Maintain MySQL without downtime by using ProxySQL
Use ProxySQL to maintain a MySQL Database without downtime
When running a MySQL database on a production environment, we would like to be able to take one of the DB nodes offline to do the maintenance work on that node, and later put that DB node back online after the maintenance.
To make this maintenance process transparent to the applications connecting to the MySQL Database, we are using ProxySQL to route the traffic from applications to the backend MySQL DB nodes.
ProxySQL is a high performance, high availability, protocol aware proxy for MySQL and forks (like Percona Server and MariaDB).
Whenever you would like to pull a MySQL DB from your cluster to maintain, there are normally the following concerns that you need to address:
- How does it affect my in-flight transactions?
- How does it affect my existing DB connections?
- How does it affect my new transactions?
Based on the concept from Ratnadeep Debnath’s talk: Scale MySQL beyond limits with ProxySQL, we will manually simulate the process of doing maintenance on one DB node in a cluster behind a ProxySQL server.
Disclaimer: the docker-compose files are folked from Ratnadeep Debnath’s github repo.
You can find the source code on GitHub.
Our lab settings looks like this;
- proxysql — our container running ProxySQL
- db1, db2 — our container running the two backend MySQL Databases; note: there is no synchronization between them in our lab.
- simulated application — a bash command shell in our test docker container to simulate an application connecting to MySQL via ProxySQL.
- proxysql admin — a bash command shell in our test docker container to manage
msql_query_rulesby connecting to the ProxySQL admin.
- direct client to db1, direct client to db2 — bash command shells in our test docker container to check the data written on each backend DB.
Here are the high level steps:
- Start docker containers and setup the test table
- Start in-flight transaction
destination_hostgroupfor our test user
- Commit the in-flight transaction
- Shutdown db1
- Test a new transaction after shutting down db1
Now, let’s get hands-on and manually simulate pulling out
db1 from our
Start docker containers and setup the test table
Start the docker containers by issuing command:
docker-compose up -d
This will start the following docker containers;
Creating db_backend_switch_db1_1 … done
Creating db_backend_switch_db2_1 … done
Creating db_backend_switch_proxysql_1 … done
Creating db_backend_switch_nose_1 … done
Now let’s hop on to the db_backend_switch_nose_1 by opening a bash shell to it and creating our test DB schemas in db1 and db2.
Start in-flight transaction (simulated application)
Let’s open a bash command shell in our test docker container to simulate an application connecting to MySQL via ProxySQL;
Now we have a in-flight transaction, which by default should connect to the backend DB: db1.
You can verify that the transaction is not yet committed by directly connecting to db1.
destination_hostgroup for our test user (proxysql admin)
With an in-flight transaction set up, we are now ready to switch the query rule for our test user
sbtest1 from sending queries to db1 to sending queries to db2;
Commit the in-flight transaction(simulated application)
Now we can come back to our simulated application to commit our in-flight transaction by issuing
commit; Voila!

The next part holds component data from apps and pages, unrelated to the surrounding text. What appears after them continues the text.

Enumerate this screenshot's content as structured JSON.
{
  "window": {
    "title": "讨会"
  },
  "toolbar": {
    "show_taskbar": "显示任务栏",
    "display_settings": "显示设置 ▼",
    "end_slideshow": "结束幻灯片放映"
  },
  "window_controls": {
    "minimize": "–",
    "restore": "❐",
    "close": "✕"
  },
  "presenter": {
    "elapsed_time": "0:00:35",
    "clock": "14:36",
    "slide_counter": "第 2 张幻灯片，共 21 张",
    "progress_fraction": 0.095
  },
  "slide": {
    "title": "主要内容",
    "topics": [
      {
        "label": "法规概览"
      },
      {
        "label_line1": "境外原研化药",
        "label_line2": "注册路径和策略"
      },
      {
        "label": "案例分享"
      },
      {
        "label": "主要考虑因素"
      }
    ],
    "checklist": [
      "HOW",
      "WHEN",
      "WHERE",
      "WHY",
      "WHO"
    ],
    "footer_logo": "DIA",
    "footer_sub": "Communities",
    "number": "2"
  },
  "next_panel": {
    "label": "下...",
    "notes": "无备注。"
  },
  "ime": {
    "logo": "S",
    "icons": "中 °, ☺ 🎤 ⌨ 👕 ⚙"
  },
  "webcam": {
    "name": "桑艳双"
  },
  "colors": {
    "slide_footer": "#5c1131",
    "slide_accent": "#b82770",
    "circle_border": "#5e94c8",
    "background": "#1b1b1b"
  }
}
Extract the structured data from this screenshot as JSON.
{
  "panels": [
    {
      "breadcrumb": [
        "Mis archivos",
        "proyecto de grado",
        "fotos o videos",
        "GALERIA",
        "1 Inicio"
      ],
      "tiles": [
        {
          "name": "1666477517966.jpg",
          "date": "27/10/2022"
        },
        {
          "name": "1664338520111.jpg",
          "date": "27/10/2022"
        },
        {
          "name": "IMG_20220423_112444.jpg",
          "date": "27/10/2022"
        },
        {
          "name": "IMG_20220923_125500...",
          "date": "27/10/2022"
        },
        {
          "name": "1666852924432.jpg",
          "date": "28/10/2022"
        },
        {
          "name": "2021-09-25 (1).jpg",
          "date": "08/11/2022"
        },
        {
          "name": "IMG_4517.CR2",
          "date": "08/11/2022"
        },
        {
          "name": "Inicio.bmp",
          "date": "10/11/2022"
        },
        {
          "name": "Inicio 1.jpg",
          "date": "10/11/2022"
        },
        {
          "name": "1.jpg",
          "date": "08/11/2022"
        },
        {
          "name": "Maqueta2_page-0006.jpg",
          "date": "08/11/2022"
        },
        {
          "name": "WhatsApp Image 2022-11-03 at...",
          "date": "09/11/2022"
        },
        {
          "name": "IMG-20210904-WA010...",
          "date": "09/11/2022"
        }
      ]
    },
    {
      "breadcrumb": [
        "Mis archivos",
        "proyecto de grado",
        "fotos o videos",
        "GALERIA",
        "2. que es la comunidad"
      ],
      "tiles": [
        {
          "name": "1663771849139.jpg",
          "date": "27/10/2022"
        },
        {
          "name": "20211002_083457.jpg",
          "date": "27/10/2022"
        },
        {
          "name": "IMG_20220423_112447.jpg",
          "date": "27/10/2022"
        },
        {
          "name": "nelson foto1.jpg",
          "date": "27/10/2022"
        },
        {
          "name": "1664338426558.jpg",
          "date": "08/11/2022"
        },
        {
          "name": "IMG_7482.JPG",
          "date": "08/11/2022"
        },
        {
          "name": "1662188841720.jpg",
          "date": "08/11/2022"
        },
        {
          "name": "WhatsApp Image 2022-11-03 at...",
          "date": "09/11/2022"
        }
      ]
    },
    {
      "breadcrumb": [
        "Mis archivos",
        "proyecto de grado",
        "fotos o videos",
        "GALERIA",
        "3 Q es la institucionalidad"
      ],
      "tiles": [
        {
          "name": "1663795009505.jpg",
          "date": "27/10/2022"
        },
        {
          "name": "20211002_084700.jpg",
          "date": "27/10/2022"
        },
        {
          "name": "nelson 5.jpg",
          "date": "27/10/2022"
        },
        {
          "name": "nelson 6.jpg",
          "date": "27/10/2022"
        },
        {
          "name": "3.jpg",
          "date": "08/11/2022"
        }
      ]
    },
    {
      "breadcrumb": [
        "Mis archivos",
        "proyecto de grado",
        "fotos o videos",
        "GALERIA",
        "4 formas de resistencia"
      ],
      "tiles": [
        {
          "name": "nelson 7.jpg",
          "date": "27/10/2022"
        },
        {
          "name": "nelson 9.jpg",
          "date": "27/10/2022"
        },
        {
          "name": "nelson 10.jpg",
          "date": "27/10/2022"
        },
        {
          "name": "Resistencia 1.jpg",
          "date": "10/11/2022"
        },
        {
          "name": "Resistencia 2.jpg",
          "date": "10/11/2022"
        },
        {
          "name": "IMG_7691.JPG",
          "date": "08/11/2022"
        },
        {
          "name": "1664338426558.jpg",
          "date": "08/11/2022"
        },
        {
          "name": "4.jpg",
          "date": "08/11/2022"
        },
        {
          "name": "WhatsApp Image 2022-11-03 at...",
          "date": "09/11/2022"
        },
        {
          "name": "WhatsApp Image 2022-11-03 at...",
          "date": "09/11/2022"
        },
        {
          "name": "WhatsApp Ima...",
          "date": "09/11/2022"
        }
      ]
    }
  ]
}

It works. You can verify the transaction was successfully committed to db1 by directly connecting to db2.
Let’s shutdown the db1 docker container by issuing a docker-compose command on host machine:
docker-compose stop db1
Test new transaction after shutdown db1(simulated application)
Now let’s use the simulated application to test a new transaction;
You will notice that when you issue
begin in the mysql client, you will get an error:
ERROR 2013 (HY000): Lost connection to MySQL server during query
⚠️To avoid this error in your application, you should do a connection test in your connection pool if you use one; don’t let your connection pool lend a bad connection to your application.
However, the mysql client automatically reconnected to MySQL DB via ProxySQL. Now let’s restart the new transaction and give it a try. Voila! It worked. You can verify that the transaction was successfully committed to db2 by directly connecting to db2.
Here we manually demoed how ProxySQL can help you handle: an in-flight transaction, a new transaction, and an existing connection when you are pulling out a DB node from your DB cluster. Of course, we would not want to do all these tedious and error-prone steps on our production environment. So, please look forward to my next blog post about how to handle it automatically.